DATASET EXTRACT:
◆ ◆ ◆

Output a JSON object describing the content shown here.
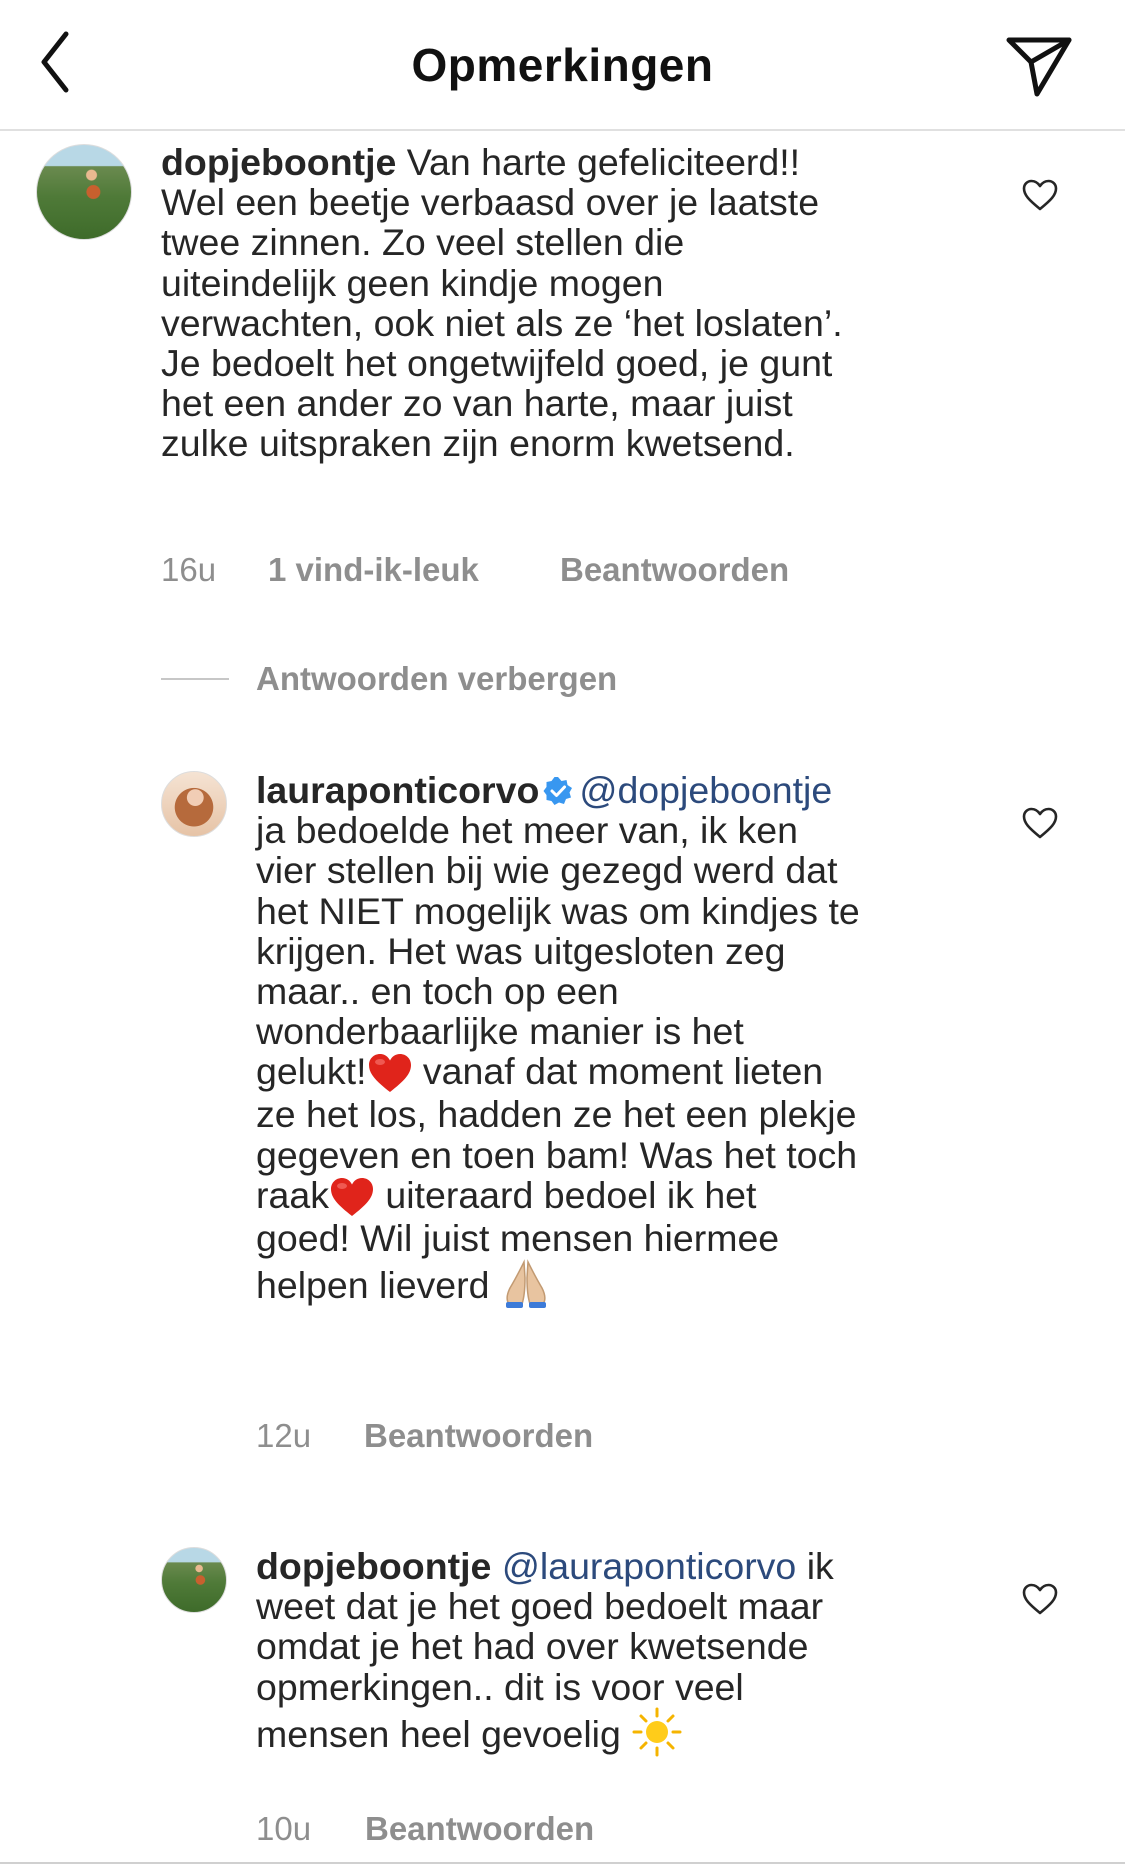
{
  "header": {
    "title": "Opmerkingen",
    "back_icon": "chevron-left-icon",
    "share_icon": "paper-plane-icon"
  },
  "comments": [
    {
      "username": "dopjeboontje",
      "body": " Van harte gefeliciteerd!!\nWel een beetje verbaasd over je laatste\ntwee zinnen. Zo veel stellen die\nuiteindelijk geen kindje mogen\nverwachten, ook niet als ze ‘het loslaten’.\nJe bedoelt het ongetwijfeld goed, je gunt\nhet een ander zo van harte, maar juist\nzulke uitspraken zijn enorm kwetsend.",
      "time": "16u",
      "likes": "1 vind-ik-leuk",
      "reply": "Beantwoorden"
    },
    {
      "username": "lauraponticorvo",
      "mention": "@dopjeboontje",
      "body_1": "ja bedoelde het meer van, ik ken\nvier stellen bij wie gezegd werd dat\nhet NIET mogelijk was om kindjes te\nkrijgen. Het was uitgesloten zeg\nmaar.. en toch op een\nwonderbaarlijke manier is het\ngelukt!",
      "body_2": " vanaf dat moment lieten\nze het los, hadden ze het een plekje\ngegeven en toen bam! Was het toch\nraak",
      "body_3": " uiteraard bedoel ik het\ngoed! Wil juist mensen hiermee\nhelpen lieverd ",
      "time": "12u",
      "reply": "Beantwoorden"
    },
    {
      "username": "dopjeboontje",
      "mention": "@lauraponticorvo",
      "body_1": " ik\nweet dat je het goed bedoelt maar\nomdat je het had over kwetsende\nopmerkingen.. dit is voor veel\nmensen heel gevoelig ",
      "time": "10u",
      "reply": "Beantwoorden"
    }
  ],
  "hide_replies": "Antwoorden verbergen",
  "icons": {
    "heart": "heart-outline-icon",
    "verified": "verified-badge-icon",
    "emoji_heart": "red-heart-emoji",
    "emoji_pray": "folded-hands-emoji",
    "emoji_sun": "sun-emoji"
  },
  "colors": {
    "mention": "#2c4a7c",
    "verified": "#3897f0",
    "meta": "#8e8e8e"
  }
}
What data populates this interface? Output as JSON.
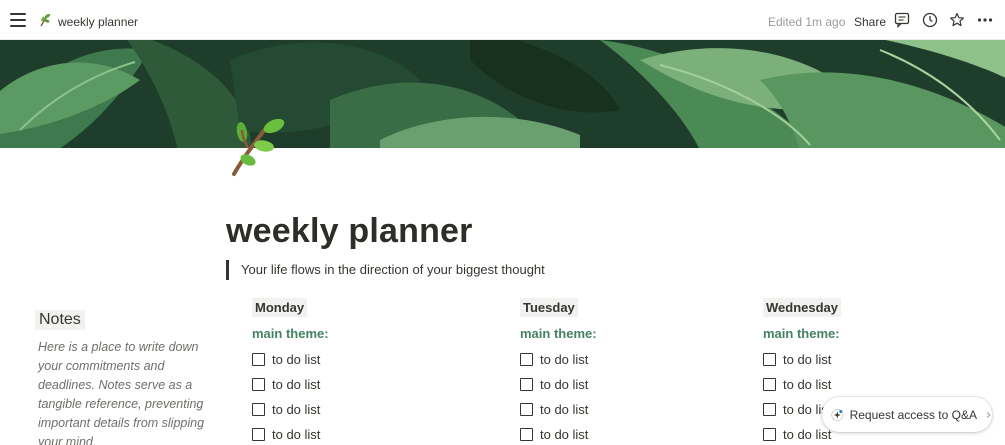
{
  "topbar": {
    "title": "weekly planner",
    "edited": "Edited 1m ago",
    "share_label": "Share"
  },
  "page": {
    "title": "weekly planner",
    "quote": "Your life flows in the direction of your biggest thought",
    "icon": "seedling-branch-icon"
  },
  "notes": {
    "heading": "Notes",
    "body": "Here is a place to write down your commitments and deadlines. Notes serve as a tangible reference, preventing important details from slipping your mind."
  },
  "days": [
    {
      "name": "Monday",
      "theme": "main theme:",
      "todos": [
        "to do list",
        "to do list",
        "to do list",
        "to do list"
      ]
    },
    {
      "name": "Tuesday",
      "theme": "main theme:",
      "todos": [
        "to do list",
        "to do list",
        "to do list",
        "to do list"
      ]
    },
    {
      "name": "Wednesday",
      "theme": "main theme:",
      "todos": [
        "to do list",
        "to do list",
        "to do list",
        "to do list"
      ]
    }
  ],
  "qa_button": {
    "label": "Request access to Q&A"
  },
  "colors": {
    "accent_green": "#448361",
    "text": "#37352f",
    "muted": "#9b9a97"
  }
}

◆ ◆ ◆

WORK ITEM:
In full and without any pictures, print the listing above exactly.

SOLUTION TO THIS EXERCISE:
Output a JSON object describing the content shown here.
{
  "header": {
    "title": "Opmerkingen",
    "back_icon": "chevron-left-icon",
    "share_icon": "paper-plane-icon"
  },
  "comments": [
    {
      "username": "dopjeboontje",
      "body": " Van harte gefeliciteerd!!\nWel een beetje verbaasd over je laatste\ntwee zinnen. Zo veel stellen die\nuiteindelijk geen kindje mogen\nverwachten, ook niet als ze ‘het loslaten’.\nJe bedoelt het ongetwijfeld goed, je gunt\nhet een ander zo van harte, maar juist\nzulke uitspraken zijn enorm kwetsend.",
      "time": "16u",
      "likes": "1 vind-ik-leuk",
      "reply": "Beantwoorden"
    },
    {
      "username": "lauraponticorvo",
      "mention": "@dopjeboontje",
      "body_1": "ja bedoelde het meer van, ik ken\nvier stellen bij wie gezegd werd dat\nhet NIET mogelijk was om kindjes te\nkrijgen. Het was uitgesloten zeg\nmaar.. en toch op een\nwonderbaarlijke manier is het\ngelukt!",
      "body_2": " vanaf dat moment lieten\nze het los, hadden ze het een plekje\ngegeven en toen bam! Was het toch\nraak",
      "body_3": " uiteraard bedoel ik het\ngoed! Wil juist mensen hiermee\nhelpen lieverd ",
      "time": "12u",
      "reply": "Beantwoorden"
    },
    {
      "username": "dopjeboontje",
      "mention": "@lauraponticorvo",
      "body_1": " ik\nweet dat je het goed bedoelt maar\nomdat je het had over kwetsende\nopmerkingen.. dit is voor veel\nmensen heel gevoelig ",
      "time": "10u",
      "reply": "Beantwoorden"
    }
  ],
  "hide_replies": "Antwoorden verbergen",
  "icons": {
    "heart": "heart-outline-icon",
    "verified": "verified-badge-icon",
    "emoji_heart": "red-heart-emoji",
    "emoji_pray": "folded-hands-emoji",
    "emoji_sun": "sun-emoji"
  },
  "colors": {
    "mention": "#2c4a7c",
    "verified": "#3897f0",
    "meta": "#8e8e8e"
  }
}
What data populates this interface? Output as JSON.
{
  "topbar": {
    "title": "weekly planner",
    "edited": "Edited 1m ago",
    "share_label": "Share"
  },
  "page": {
    "title": "weekly planner",
    "quote": "Your life flows in the direction of your biggest thought",
    "icon": "seedling-branch-icon"
  },
  "notes": {
    "heading": "Notes",
    "body": "Here is a place to write down your commitments and deadlines. Notes serve as a tangible reference, preventing important details from slipping your mind."
  },
  "days": [
    {
      "name": "Monday",
      "theme": "main theme:",
      "todos": [
        "to do list",
        "to do list",
        "to do list",
        "to do list"
      ]
    },
    {
      "name": "Tuesday",
      "theme": "main theme:",
      "todos": [
        "to do list",
        "to do list",
        "to do list",
        "to do list"
      ]
    },
    {
      "name": "Wednesday",
      "theme": "main theme:",
      "todos": [
        "to do list",
        "to do list",
        "to do list",
        "to do list"
      ]
    }
  ],
  "qa_button": {
    "label": "Request access to Q&A"
  },
  "colors": {
    "accent_green": "#448361",
    "text": "#37352f",
    "muted": "#9b9a97"
  }
}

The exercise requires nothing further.